And, with that, I am posting another simple recipe for Indian everyday curry series where I am compiling list of dishes that my daughter requested me to upload.
1 bunch Spinach (approx 250 – 300 gm)
50 – 75 ml Milk
200 gm + 20 gm Paneer
2 tbsp Oil of your choice (I prefer mustard oil)
½ tsp + ½ tsp Cumin Seeds (Jeera)
A pinch Asafoetida (Heeng/ Hing)
1 medium size Onion (approx. 75 gm)
3 plus 1, fat cloves Garlic
¾ tsp finely chopped Ginger
1 medium Tomato (approx. 100 gm, pulped with skin in blender/ grinder)
Salt to taste
½ tsp Red Chili Powder
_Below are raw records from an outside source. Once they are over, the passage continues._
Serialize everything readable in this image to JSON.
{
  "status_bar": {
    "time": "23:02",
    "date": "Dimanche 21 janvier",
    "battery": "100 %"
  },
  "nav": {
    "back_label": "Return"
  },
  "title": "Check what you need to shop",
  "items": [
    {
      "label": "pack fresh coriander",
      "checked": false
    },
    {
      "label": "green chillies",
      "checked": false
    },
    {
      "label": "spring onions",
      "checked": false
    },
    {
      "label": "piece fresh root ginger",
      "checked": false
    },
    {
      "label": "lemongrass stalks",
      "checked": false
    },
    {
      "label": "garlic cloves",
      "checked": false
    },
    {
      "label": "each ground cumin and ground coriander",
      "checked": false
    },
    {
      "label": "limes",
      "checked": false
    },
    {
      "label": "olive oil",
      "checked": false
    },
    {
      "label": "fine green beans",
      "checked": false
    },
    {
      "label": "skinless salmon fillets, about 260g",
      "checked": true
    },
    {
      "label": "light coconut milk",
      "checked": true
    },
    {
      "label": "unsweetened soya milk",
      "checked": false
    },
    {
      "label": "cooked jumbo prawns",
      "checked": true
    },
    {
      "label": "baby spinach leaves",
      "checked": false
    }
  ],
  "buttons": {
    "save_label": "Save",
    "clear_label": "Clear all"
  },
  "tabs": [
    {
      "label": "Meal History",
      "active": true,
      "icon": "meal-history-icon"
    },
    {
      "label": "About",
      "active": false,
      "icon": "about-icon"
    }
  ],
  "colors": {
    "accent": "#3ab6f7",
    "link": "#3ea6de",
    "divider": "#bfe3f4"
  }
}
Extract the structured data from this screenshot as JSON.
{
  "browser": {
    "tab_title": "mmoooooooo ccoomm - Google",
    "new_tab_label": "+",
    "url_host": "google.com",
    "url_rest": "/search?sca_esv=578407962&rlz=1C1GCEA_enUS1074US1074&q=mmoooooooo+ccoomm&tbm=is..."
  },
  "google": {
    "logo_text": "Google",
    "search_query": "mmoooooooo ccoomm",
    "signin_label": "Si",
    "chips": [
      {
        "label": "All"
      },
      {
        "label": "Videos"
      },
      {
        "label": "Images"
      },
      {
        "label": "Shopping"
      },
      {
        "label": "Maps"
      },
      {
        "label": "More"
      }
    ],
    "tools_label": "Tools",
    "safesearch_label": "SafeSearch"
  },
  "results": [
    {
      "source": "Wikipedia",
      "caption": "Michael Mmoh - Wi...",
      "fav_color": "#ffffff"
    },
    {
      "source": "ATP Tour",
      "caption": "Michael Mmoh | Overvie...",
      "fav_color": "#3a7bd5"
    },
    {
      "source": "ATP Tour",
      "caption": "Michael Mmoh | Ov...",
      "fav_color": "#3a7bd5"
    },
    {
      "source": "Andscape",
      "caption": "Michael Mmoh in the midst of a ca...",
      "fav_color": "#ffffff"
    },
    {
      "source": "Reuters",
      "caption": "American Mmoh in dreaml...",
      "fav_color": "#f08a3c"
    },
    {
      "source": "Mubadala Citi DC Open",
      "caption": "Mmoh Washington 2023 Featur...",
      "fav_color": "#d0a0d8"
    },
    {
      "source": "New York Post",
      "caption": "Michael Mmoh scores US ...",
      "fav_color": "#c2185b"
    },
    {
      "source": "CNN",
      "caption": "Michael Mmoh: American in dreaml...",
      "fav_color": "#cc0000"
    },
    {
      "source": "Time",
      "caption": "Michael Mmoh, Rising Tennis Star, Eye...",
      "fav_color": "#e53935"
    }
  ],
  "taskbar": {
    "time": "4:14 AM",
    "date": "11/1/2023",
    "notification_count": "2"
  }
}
½ tsp Turmeric Powder
1 tsp Coriander Powder
½ tsp Garam Masala
1 tbsp Desi Ghee
1 fat clove Garlic
½ tsp Degi Mirch / Kashmiri Lal Mirch
Pick, clean and wash the spinach to remove any grit. (Stalk and leaves both will go in the dish)
(Wash in plenty of water in a large pot at least three to four times or as required)
Drain excess water.
In a pot, heat water and once it comes to a boil, add the spinach and cook for a minute.
Remove the spinach from the water and plunge in cold water to stop the process of cooking.
Drain water and squeeze out excess water from the spinach.
In a blender, add 50 ml of milk and add spinach. Blend till the spinach is nicely pureed. Remove from the blender and set aside the puree in a bowl.
Wash and cut the paneer in cubes or in any shape that you desire (some like it roughly crumbled). Set aside.
Peel, wash and finely chop the onion. Peel and chop the garlic.
For First Tempering
Heat oil in a pan or kadahi (wok) and add half a teaspoon of cumin seeds along with the asafoetida. Once the seeds begin to crackle, immediately add the onion, garlic and ginger.
Fry till the onions begin to just turn golden. Add the salt along with the spices. Fry for a few seconds and then add the tomato.
Bring the heat to medium and cook till the oil separates and is visible around the edges of the masala.
Add the paneer pieces and cook for approximately half a minute.
Add the spinach and stir it gently to blend it well with the masala. If you find the consistency too thick, add the remaining milk (or water if you prefer water over milk) and stir again.
Remove from heat and transfer in a serving bowl.
At this point, you can garnish the curry with finely grated paneer before proceeding to the second tempering.
For Second Tempering (you can add the second tempering just before serving)
Chop the remaining garlic.
In a small pan heat the ghee and, on low heat, add the remaining half teaspoon of cumin seeds and the garlic.
Cook till the garlic becomes aromatic or till it begins to turn golden brown.
Remove from heat and add the degi mirch. You will be able to cook the degi mirch in the residual heat. Pour this tempering over the paneer and serve hot with chapati or any flat bread of your choice along with pickle and salad. Enjoy!
Note – The amount of ratio of paneer and spinach can be altered to suit your preference.
Note – Also feel free to make the curry as thick or thin as your prefer, by thinning it down with water or milk.
Note – I do not use cream for this recipe and instead go in for milk. Feel free to use cream to make a richer curry.
Note – Some cooks add pan roasted and crushed kasoori methi towards the end of the cooking. And others add fresh coriander and green chilies when they blitz the spinach to puree. Suit yourself if you like it that way.
Serves – 3 to 4
Thanks for your visit and see you soon again with another exciting recipe!